[[ Data records, beginning ]]

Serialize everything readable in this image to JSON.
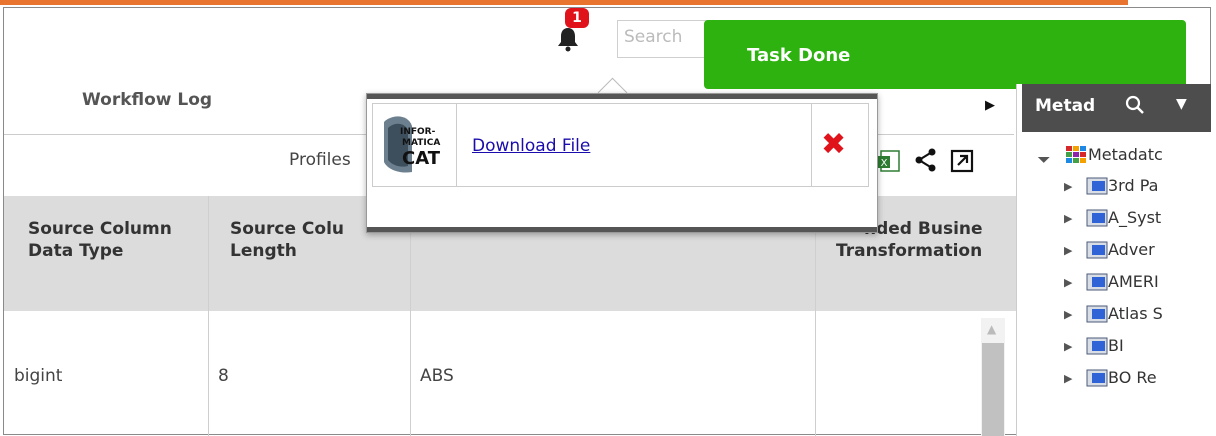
{
  "notifications": {
    "count": "1"
  },
  "search": {
    "placeholder": "Search"
  },
  "toast": {
    "message": "Task Done"
  },
  "tabs": {
    "workflow_log": "Workflow Log",
    "profiles": "Profiles"
  },
  "popover": {
    "logo_lines": [
      "INFOR-",
      "MATICA",
      "CAT"
    ],
    "download_label": "Download File"
  },
  "table": {
    "headers": [
      [
        "Source Column",
        "Data Type"
      ],
      [
        "Source Colu",
        "Length"
      ],
      [
        "",
        ""
      ],
      [
        "nded Busine",
        "Transformation"
      ]
    ],
    "rows": [
      [
        "bigint",
        "8",
        "ABS",
        ""
      ]
    ]
  },
  "right_panel": {
    "title": "Metad",
    "tree": {
      "root": "Metadatc",
      "items": [
        "3rd Pa",
        "A_Syst",
        "Adver",
        "AMERI",
        "Atlas S",
        "BI",
        "BO Re"
      ]
    }
  },
  "colors": {
    "accent": "#e8742f",
    "toast": "#2db20f",
    "badge": "#e0121a",
    "panel_header": "#4d4d4d"
  }
}
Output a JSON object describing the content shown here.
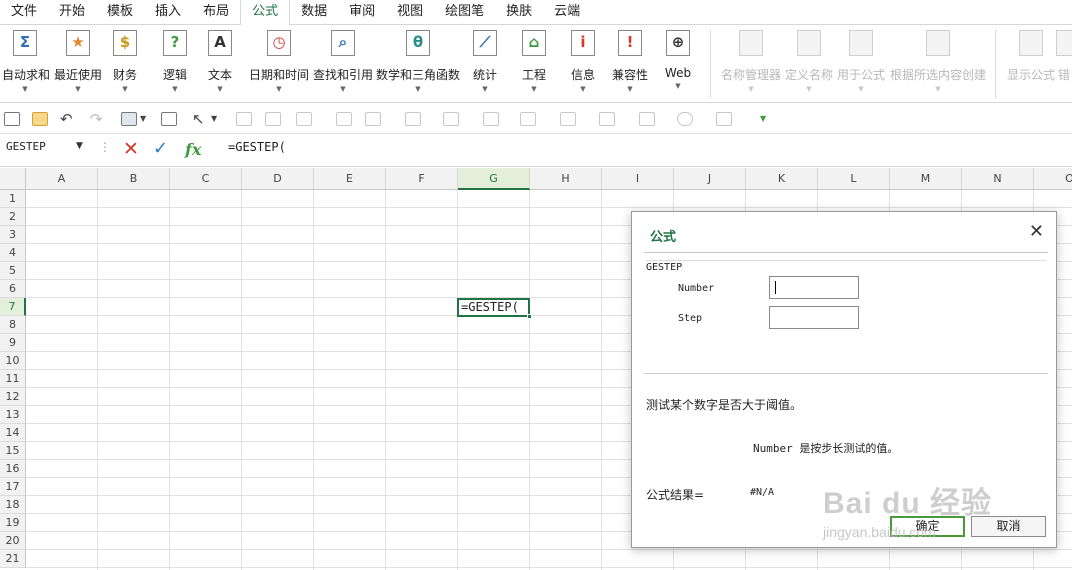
{
  "menu": [
    "文件",
    "开始",
    "模板",
    "插入",
    "布局",
    "公式",
    "数据",
    "审阅",
    "视图",
    "绘图笔",
    "换肤",
    "云端"
  ],
  "menu_active_index": 5,
  "ribbon": {
    "buttons": [
      {
        "label": "自动求和",
        "glyph": "Σ",
        "icon": "autosum-icon",
        "color": "#2f6fb5"
      },
      {
        "label": "最近使用",
        "glyph": "★",
        "icon": "star-icon",
        "color": "#e3862d"
      },
      {
        "label": "财务",
        "glyph": "$",
        "icon": "money-bag-icon",
        "color": "#c79a1c"
      },
      {
        "label": "逻辑",
        "glyph": "?",
        "icon": "logic-icon",
        "color": "#3c9a3c"
      },
      {
        "label": "文本",
        "glyph": "A",
        "icon": "text-icon",
        "color": "#333333"
      },
      {
        "label": "日期和时间",
        "glyph": "◷",
        "icon": "clock-icon",
        "color": "#d03b2c"
      },
      {
        "label": "查找和引用",
        "glyph": "⌕",
        "icon": "lookup-icon",
        "color": "#2f6fb5"
      },
      {
        "label": "数学和三角函数",
        "glyph": "θ",
        "icon": "math-icon",
        "color": "#2c8c8c"
      },
      {
        "label": "统计",
        "glyph": "⟋",
        "icon": "statistics-icon",
        "color": "#2f6fb5"
      },
      {
        "label": "工程",
        "glyph": "⌂",
        "icon": "engineering-icon",
        "color": "#3c9a3c"
      },
      {
        "label": "信息",
        "glyph": "i",
        "icon": "info-icon",
        "color": "#d03b2c"
      },
      {
        "label": "兼容性",
        "glyph": "!",
        "icon": "compatibility-icon",
        "color": "#d03b2c"
      },
      {
        "label": "Web",
        "glyph": "⊕",
        "icon": "web-icon",
        "color": "#333333"
      }
    ],
    "disabled_buttons": [
      {
        "label": "名称管理器",
        "icon": "name-manager-icon"
      },
      {
        "label": "定义名称",
        "icon": "define-name-icon"
      },
      {
        "label": "用于公式",
        "icon": "use-in-formula-icon"
      },
      {
        "label": "根据所选内容创建",
        "icon": "create-from-selection-icon"
      },
      {
        "label": "显示公式",
        "icon": "show-formulas-icon"
      },
      {
        "label": "错",
        "icon": "error-check-icon"
      }
    ]
  },
  "formula_bar": {
    "name_box": "GESTEP",
    "content": "=GESTEP("
  },
  "grid": {
    "columns": [
      "A",
      "B",
      "C",
      "D",
      "E",
      "F",
      "G",
      "H",
      "I",
      "J",
      "K",
      "L",
      "M",
      "N",
      "O"
    ],
    "rows": [
      "1",
      "2",
      "3",
      "4",
      "5",
      "6",
      "7",
      "8",
      "9",
      "10",
      "11",
      "12",
      "13",
      "14",
      "15",
      "16",
      "17",
      "18",
      "19",
      "20",
      "21"
    ],
    "active_column": "G",
    "active_row": "7",
    "active_cell_text": "=GESTEP("
  },
  "dialog": {
    "title": "公式",
    "function_name": "GESTEP",
    "arguments": [
      {
        "label": "Number",
        "value": ""
      },
      {
        "label": "Step",
        "value": ""
      }
    ],
    "description": "测试某个数字是否大于阈值。",
    "argument_description": "Number 是按步长测试的值。",
    "result_label": "公式结果=",
    "result_value": "#N/A",
    "ok_label": "确定",
    "cancel_label": "取消"
  },
  "watermark": {
    "logo": "Bai du 经验",
    "url": "jingyan.baidu.com"
  }
}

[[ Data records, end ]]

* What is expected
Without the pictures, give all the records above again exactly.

* Solution to this exercise
Serialize everything readable in this image to JSON.
{
  "notifications": {
    "count": "1"
  },
  "search": {
    "placeholder": "Search"
  },
  "toast": {
    "message": "Task Done"
  },
  "tabs": {
    "workflow_log": "Workflow Log",
    "profiles": "Profiles"
  },
  "popover": {
    "logo_lines": [
      "INFOR-",
      "MATICA",
      "CAT"
    ],
    "download_label": "Download File"
  },
  "table": {
    "headers": [
      [
        "Source Column",
        "Data Type"
      ],
      [
        "Source Colu",
        "Length"
      ],
      [
        "",
        ""
      ],
      [
        "nded Busine",
        "Transformation"
      ]
    ],
    "rows": [
      [
        "bigint",
        "8",
        "ABS",
        ""
      ]
    ]
  },
  "right_panel": {
    "title": "Metad",
    "tree": {
      "root": "Metadatc",
      "items": [
        "3rd Pa",
        "A_Syst",
        "Adver",
        "AMERI",
        "Atlas S",
        "BI",
        "BO Re"
      ]
    }
  },
  "colors": {
    "accent": "#e8742f",
    "toast": "#2db20f",
    "badge": "#e0121a",
    "panel_header": "#4d4d4d"
  }
}
Output a JSON object describing the content shown here.
{
  "menu": [
    "文件",
    "开始",
    "模板",
    "插入",
    "布局",
    "公式",
    "数据",
    "审阅",
    "视图",
    "绘图笔",
    "换肤",
    "云端"
  ],
  "menu_active_index": 5,
  "ribbon": {
    "buttons": [
      {
        "label": "自动求和",
        "glyph": "Σ",
        "icon": "autosum-icon",
        "color": "#2f6fb5"
      },
      {
        "label": "最近使用",
        "glyph": "★",
        "icon": "star-icon",
        "color": "#e3862d"
      },
      {
        "label": "财务",
        "glyph": "$",
        "icon": "money-bag-icon",
        "color": "#c79a1c"
      },
      {
        "label": "逻辑",
        "glyph": "?",
        "icon": "logic-icon",
        "color": "#3c9a3c"
      },
      {
        "label": "文本",
        "glyph": "A",
        "icon": "text-icon",
        "color": "#333333"
      },
      {
        "label": "日期和时间",
        "glyph": "◷",
        "icon": "clock-icon",
        "color": "#d03b2c"
      },
      {
        "label": "查找和引用",
        "glyph": "⌕",
        "icon": "lookup-icon",
        "color": "#2f6fb5"
      },
      {
        "label": "数学和三角函数",
        "glyph": "θ",
        "icon": "math-icon",
        "color": "#2c8c8c"
      },
      {
        "label": "统计",
        "glyph": "⟋",
        "icon": "statistics-icon",
        "color": "#2f6fb5"
      },
      {
        "label": "工程",
        "glyph": "⌂",
        "icon": "engineering-icon",
        "color": "#3c9a3c"
      },
      {
        "label": "信息",
        "glyph": "i",
        "icon": "info-icon",
        "color": "#d03b2c"
      },
      {
        "label": "兼容性",
        "glyph": "!",
        "icon": "compatibility-icon",
        "color": "#d03b2c"
      },
      {
        "label": "Web",
        "glyph": "⊕",
        "icon": "web-icon",
        "color": "#333333"
      }
    ],
    "disabled_buttons": [
      {
        "label": "名称管理器",
        "icon": "name-manager-icon"
      },
      {
        "label": "定义名称",
        "icon": "define-name-icon"
      },
      {
        "label": "用于公式",
        "icon": "use-in-formula-icon"
      },
      {
        "label": "根据所选内容创建",
        "icon": "create-from-selection-icon"
      },
      {
        "label": "显示公式",
        "icon": "show-formulas-icon"
      },
      {
        "label": "错",
        "icon": "error-check-icon"
      }
    ]
  },
  "formula_bar": {
    "name_box": "GESTEP",
    "content": "=GESTEP("
  },
  "grid": {
    "columns": [
      "A",
      "B",
      "C",
      "D",
      "E",
      "F",
      "G",
      "H",
      "I",
      "J",
      "K",
      "L",
      "M",
      "N",
      "O"
    ],
    "rows": [
      "1",
      "2",
      "3",
      "4",
      "5",
      "6",
      "7",
      "8",
      "9",
      "10",
      "11",
      "12",
      "13",
      "14",
      "15",
      "16",
      "17",
      "18",
      "19",
      "20",
      "21"
    ],
    "active_column": "G",
    "active_row": "7",
    "active_cell_text": "=GESTEP("
  },
  "dialog": {
    "title": "公式",
    "function_name": "GESTEP",
    "arguments": [
      {
        "label": "Number",
        "value": ""
      },
      {
        "label": "Step",
        "value": ""
      }
    ],
    "description": "测试某个数字是否大于阈值。",
    "argument_description": "Number 是按步长测试的值。",
    "result_label": "公式结果=",
    "result_value": "#N/A",
    "ok_label": "确定",
    "cancel_label": "取消"
  },
  "watermark": {
    "logo": "Bai du 经验",
    "url": "jingyan.baidu.com"
  }
}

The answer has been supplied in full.